Pediatric infectious disease specialists take care of the most vulnerable children and are constantly challenged by antibiotic-resistant infections. Some of these bacteria are resistant to most, if not all, antibiotics. Imagine yourself or your child with a life-threatening infection that cannot be treated effectively. This makes the possibility of treating common bacterial infections without antibiotics, like we did just 100 years ago, very real.

The goal of antibiotic treatment, when needed, is to use an antibiotic that targets only the bacteria you are trying to fight, rather than a broad-spectrum antibiotic. Patients must be monitored closely for side effects and appropriate length of therapy.

What lies ahead for all of us is worsening antibiotic resistance — unless we do something to stop it. All health care providers must strive to prescribe antibiotics for bacterial infections only, and all patients and caregivers need to trust and understand the importance of not always needing to receive an antibiotic.

Other measures to reduce resistance include prevention of infectious diseases. First and foremost, we need to focus on timely and appropriate hand washing. Second, the safest and most natural way to defend ourselves is by using our own immune response to prevent an infection rather than suffering the disease. This has been demonstrated repeatedly with vaccines we use to prevent such devastating diseases as pertussis, polio and pneumococcus. Hopefully, the development of other vaccines will curtail our need for more antibiotics.
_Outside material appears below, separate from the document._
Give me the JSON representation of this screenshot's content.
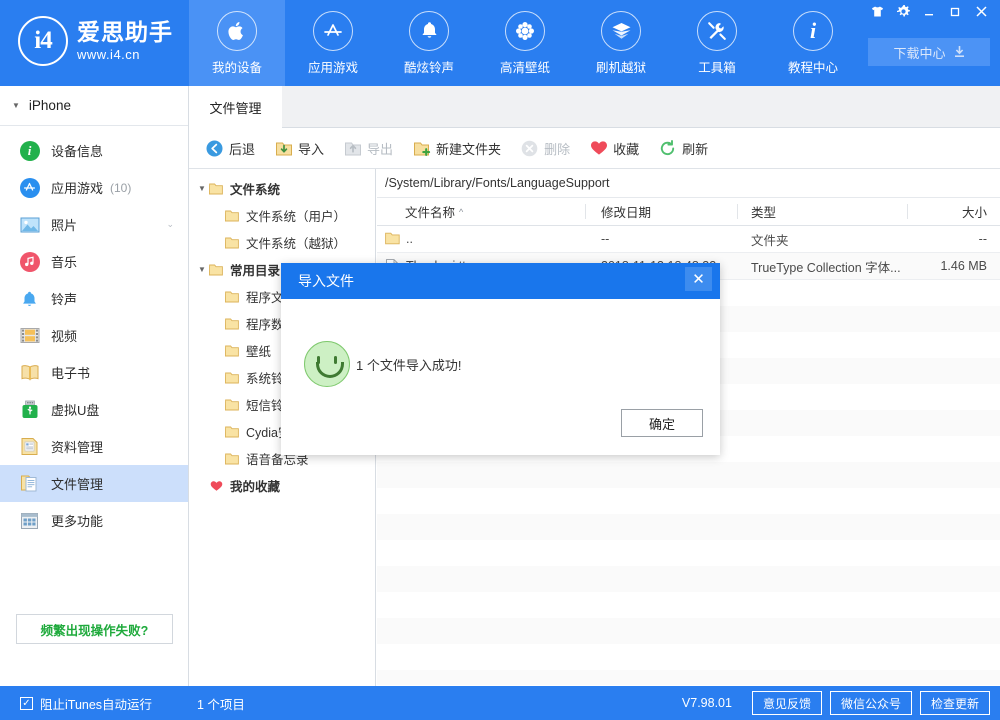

Larger-scale efforts are under way as well. In September, President Barack Obama signed an executive order to combat antibiotic-resistant bacteria, including preventing the spread of resistant bacteria, improving national efforts for surveillance of antibiotic-resistant bacteria, developing new tests to rapidly identify resistant bacteria, and collaborating on antibiotic research and development. Many hospitals are launching antibiotic stewardship programs, bringing together infectious disease specialists and clinical pharmacists to monitor and guide antimicrobial therapy.

SHARPS (Sharing Antimicrobial Reports for Pediatric Stewardship), a major collaborative, is a group of 24 children's hospitals, including All Children's Hospital Johns Hopkins Medicine. SHARPS and many other medical organizations in the United States have partnered with the Centers for Disease Control and Prevention for Get Smart About Antibiotics Week, which begins Monday. (Learn more at The goal of this annual event is to raise awareness of antibiotic resistance, and educate health care providers and the public about appropriate and safe use.

The efforts to date are only the start of what we can do as a nation to tackle this problem. We all need to be partners to reduce antibiotic resistance and other unintended consequences of inappropriate antibiotic use.

Dr. David M. Berman is a board-certified pediatric infectious disease specialist at All Children's Hospital Johns Hopkins Medicine, a member of SHARPS. He was recognized as the CDC's 2014 Immunization Champion for the State of Florida.